SammyS said:
Not the thickness.

This measures distance along the surface of the sphere for this ring segment.

But this surface area is along the surface of the sphere.

Right. This gives you the surface area of the sphere which demonstrates that you have not been using the thickness (a vertical measurement) of each disk, but rather a distance along the sphere's surface.
Thanks for the clarification. I got it.

• SammyS
Pushoam said:
My concern is: while calculating surface area, Rdθ is taken as the thickness of the ring, but while calculating volume Rdθ is not taken as the thickness of the disc bounded by the ring. Why is it so?
It seems thickness of the ring and thickness of the disc are different quantities and I am mistaking in taking them same.
I prefer to say ##Rd\theta## is width not thickness of ring in order to avoid confusion.
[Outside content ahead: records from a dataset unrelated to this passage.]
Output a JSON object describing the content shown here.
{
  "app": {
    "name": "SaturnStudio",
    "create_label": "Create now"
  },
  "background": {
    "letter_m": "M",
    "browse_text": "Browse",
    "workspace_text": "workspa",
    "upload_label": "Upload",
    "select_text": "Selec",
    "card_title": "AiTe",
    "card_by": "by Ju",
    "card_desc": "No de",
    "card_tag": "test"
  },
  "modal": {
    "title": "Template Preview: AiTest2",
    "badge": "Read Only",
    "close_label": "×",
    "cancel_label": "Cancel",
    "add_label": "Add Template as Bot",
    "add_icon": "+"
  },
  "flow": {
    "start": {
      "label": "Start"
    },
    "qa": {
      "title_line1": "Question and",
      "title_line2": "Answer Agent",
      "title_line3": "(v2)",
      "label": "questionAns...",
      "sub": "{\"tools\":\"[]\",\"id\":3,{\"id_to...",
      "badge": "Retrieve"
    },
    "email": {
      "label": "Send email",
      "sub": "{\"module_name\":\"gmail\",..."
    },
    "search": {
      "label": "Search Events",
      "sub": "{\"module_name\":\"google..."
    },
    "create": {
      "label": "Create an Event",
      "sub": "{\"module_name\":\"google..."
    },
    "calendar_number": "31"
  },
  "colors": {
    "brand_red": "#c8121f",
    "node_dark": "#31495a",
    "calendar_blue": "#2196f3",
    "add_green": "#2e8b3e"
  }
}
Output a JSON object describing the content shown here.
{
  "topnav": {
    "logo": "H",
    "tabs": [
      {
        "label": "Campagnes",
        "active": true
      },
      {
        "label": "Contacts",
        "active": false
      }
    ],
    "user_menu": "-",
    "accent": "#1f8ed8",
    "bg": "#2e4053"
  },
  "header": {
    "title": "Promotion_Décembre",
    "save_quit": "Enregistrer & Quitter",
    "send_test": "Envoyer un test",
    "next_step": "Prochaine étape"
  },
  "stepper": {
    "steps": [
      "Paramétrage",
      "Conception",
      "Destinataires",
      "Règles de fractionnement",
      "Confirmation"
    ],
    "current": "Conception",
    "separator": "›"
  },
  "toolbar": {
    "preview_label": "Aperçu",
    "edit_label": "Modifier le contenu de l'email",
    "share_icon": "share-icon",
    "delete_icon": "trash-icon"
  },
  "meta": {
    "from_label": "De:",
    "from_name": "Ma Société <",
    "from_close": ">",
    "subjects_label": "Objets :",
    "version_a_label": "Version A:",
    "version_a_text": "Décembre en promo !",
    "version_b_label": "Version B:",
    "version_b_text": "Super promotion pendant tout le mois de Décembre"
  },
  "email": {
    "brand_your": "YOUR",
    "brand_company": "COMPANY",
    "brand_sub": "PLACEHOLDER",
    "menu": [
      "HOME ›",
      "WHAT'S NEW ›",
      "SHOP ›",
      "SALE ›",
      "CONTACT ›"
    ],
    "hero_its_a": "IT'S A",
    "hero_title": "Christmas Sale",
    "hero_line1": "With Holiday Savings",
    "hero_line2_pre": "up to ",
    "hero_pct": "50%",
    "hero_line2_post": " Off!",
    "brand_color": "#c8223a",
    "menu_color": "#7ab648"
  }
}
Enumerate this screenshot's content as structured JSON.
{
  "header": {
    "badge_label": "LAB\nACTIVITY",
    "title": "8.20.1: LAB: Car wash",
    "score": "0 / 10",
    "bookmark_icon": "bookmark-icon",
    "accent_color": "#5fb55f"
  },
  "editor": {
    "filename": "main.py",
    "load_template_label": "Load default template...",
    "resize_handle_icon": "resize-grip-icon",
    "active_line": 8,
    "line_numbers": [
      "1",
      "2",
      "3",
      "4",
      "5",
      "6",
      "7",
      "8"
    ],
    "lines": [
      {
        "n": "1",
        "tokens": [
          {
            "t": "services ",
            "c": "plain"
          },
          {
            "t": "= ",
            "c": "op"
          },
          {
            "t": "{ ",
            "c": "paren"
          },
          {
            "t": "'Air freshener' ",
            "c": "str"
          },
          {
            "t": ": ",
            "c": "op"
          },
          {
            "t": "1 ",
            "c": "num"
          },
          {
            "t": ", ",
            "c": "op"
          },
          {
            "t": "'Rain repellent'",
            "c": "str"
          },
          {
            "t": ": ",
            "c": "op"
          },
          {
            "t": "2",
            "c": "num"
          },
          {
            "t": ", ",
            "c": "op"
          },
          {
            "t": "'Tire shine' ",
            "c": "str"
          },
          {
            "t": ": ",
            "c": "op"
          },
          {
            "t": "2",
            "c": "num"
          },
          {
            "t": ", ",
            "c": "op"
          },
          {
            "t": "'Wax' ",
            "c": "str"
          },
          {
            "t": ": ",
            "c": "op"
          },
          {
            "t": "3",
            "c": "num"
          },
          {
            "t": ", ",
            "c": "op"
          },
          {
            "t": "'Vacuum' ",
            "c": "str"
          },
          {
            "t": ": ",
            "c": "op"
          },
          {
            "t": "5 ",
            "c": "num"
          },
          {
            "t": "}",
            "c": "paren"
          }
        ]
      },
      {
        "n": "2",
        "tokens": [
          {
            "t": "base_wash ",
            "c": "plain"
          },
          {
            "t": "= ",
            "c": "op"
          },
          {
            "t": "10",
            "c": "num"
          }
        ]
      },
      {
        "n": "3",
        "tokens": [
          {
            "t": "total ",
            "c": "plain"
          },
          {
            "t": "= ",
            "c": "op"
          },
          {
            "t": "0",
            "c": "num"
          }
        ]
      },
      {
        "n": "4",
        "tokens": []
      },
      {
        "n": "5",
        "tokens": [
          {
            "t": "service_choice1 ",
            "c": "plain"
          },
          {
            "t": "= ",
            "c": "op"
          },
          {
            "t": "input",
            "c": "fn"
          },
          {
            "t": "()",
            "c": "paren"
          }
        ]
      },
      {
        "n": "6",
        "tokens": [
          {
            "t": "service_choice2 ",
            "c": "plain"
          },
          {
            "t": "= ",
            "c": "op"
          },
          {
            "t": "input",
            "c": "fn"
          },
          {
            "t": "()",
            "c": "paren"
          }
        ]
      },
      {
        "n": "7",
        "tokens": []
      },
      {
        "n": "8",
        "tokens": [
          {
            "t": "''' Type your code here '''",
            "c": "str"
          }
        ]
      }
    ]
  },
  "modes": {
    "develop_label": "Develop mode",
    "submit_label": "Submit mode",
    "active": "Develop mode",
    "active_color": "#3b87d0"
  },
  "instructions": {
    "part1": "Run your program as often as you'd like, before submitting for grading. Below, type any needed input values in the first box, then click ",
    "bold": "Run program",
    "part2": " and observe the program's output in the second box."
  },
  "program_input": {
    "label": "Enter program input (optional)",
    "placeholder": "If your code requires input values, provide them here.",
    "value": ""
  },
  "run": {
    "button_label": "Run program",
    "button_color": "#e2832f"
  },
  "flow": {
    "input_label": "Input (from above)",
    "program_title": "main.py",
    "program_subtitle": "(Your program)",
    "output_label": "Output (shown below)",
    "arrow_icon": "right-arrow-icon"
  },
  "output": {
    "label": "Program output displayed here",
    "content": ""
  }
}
Word thickness would be applied to 3D objects. Here ring is 2D slip we use to calculate area. English mother tongue colleagues would help us.

• Pushoam
anuttarasammyak said:
I prefer to say ##Rd\theta## is width not thickness of ring in order to avoid confusion. Word thickness would be applied to 3D objects. Here ring is 2D slip we use to calculate area. English mother tongue colleagues would help us.
Thanks for clarification.

Pushoam said:
My concern is: while calculating surface area, ## R d\theta ## is taken as the thickness of the ring, but while calculating volume ## R d\theta ## is not taken as the thickness of the disc bounded by the ring. Why is it so?
It seems thickness of the ring and thickness of the disc are different quantities and I am mistaking in taking them same.
Neither are rings.
The disc is a disc, and as with any solid to get the volume you multiply an area by its extent normal to the area.
The surface area element is a frustrated cone. It has a perimetric length, and as with any 2D manifold to get the area you multiply the length by the manifold’s extent normal to the length.

• Pushoam
Thanks

anuttarasammyak said:
Here ring is 2D slip we use to calculate area. English mother tongue colleagues would help us.
I can't tell what you mean by "slip" from your drawings. Possibly "strip" would be a better choice of words, meaning the portion of the surface of the sphere delimited by two parallel slices of the sphere, that are relatively close together.

• anuttarasammyak